$20 Million Verdict in Natural Gas Royalty Dispute Reversed
Birmingham, Alabama (May 11, 2004) — On April 30, 2004, the Alabama Supreme Court reversed a $20 million punitive damage verdict against Hunt Petroleum Corporation. The verdict followed a December 2001 trial in which the State of Alabama claimed that Hunt had committed fraud in connection with reporting and paying royalties to the State for natural gas produced in Mobile Bay. In reversing the verdict, the Alabama Supreme Court found that the State had failed to present substantial evidence “that it relied to its detriment on the monthly royalty reports submitted by Hunt.” As a result, the Supreme Court remanded the case for entry of judgment in Hunt’s favor on the fraud claim. Calling the decision an “abrupt reversal of fortune,” the National Law Journal noted that “[t]he development ends a winning streak during which the state accused four companies of cheating it out of gas-lease royalties.” One of the four companies referenced by the National Law Journal, LF&W client Exxon Mobil Corporation, is in the process of appealing a $3.6 billion verdict in a similar suit. “[T]he court’s rationale in [the Hunt case]” says the National Law Journal, “may foreshadow what it does when it next hears Exxon.” See “Oil Companies Get Turn to Win on Gas Royalties,” by David Hechler, National Law Journal (May 10, 2004).
Lightfoot, Franklin & White, along with the Mobile, Alabama firm of Helmsing, Leach, Herlong Newman & Rouse, represented Hunt in the jury trial and post-trial proceedings, and also handled the appeal.

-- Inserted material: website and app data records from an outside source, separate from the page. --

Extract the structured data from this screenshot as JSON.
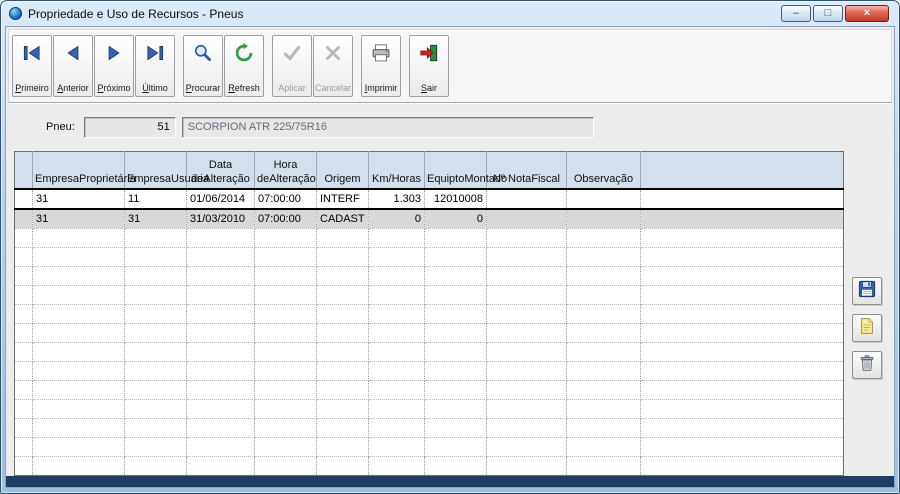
{
  "window": {
    "title": "Propriedade e Uso de Recursos - Pneus",
    "controls": {
      "minimize": "–",
      "maximize": "□",
      "close": "×"
    }
  },
  "toolbar": {
    "buttons": [
      {
        "label": "Primeiro",
        "icon": "first-record-icon",
        "enabled": true
      },
      {
        "label": "Anterior",
        "icon": "previous-record-icon",
        "enabled": true
      },
      {
        "label": "Próximo",
        "icon": "next-record-icon",
        "enabled": true
      },
      {
        "label": "Último",
        "icon": "last-record-icon",
        "enabled": true
      },
      {
        "label": "Procurar",
        "icon": "search-icon",
        "enabled": true
      },
      {
        "label": "Refresh",
        "icon": "refresh-icon",
        "enabled": true
      },
      {
        "label": "Aplicar",
        "icon": "apply-icon",
        "enabled": false
      },
      {
        "label": "Cancelar",
        "icon": "cancel-icon",
        "enabled": false
      },
      {
        "label": "Imprimir",
        "icon": "print-icon",
        "enabled": true
      },
      {
        "label": "Sair",
        "icon": "exit-icon",
        "enabled": true
      }
    ]
  },
  "form": {
    "pneu_label": "Pneu:",
    "pneu_value": "51",
    "pneu_description": "SCORPION ATR 225/75R16"
  },
  "grid": {
    "columns": [
      {
        "lines": [
          "Empresa",
          "Proprietária"
        ]
      },
      {
        "lines": [
          "Empresa",
          "Usuária"
        ]
      },
      {
        "lines": [
          "Data de",
          "Alteração"
        ]
      },
      {
        "lines": [
          "Hora de",
          "Alteração"
        ]
      },
      {
        "lines": [
          "",
          "Origem"
        ]
      },
      {
        "lines": [
          "",
          "Km/Horas"
        ]
      },
      {
        "lines": [
          "Equipto",
          "Montado"
        ]
      },
      {
        "lines": [
          "Nº Nota",
          "Fiscal"
        ]
      },
      {
        "lines": [
          "",
          "Observação"
        ]
      }
    ],
    "rows": [
      [
        "31",
        "11",
        "01/06/2014",
        "07:00:00",
        "INTERF",
        "1.303",
        "12010008",
        "",
        ""
      ],
      [
        "31",
        "31",
        "31/03/2010",
        "07:00:00",
        "CADAST",
        "0",
        "0",
        "",
        ""
      ]
    ],
    "current_row_index": 0,
    "shaded_row_indexes": [
      1
    ],
    "empty_row_count": 13
  },
  "side_buttons": [
    {
      "name": "save",
      "icon": "floppy-icon"
    },
    {
      "name": "new",
      "icon": "note-icon"
    },
    {
      "name": "delete",
      "icon": "trash-icon"
    }
  ]
}
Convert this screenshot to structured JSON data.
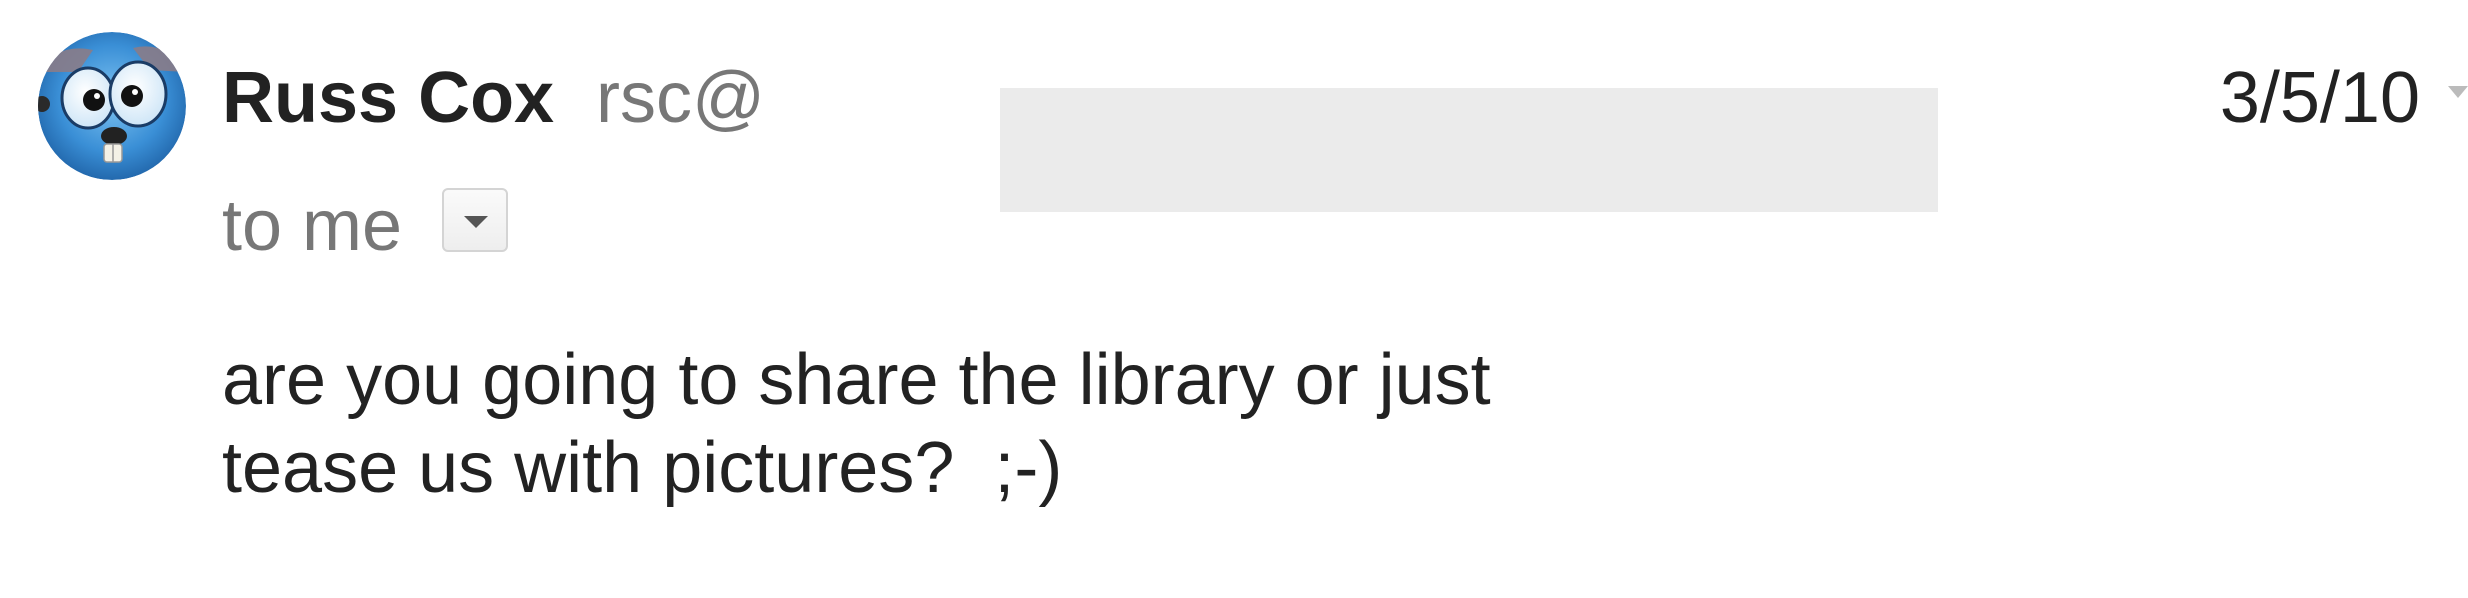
{
  "message": {
    "sender": {
      "avatar_icon": "gopher-avatar-icon",
      "name": "Russ Cox",
      "email_visible": "rsc@",
      "email_redacted": true
    },
    "date": "3/5/10",
    "recipient": {
      "label": "to me",
      "details_toggle_icon": "chevron-down-icon"
    },
    "body_lines": [
      "are you going to share the library or just",
      "tease us with pictures?  ;-)"
    ]
  },
  "colors": {
    "name": "#222222",
    "email": "#777777",
    "redaction": "#ebebeb",
    "body": "#222222",
    "avatar_blue": "#3a8fd6"
  }
}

LF&W partner Chris King argued the case before the Alabama Supreme Court on March 2, 2004.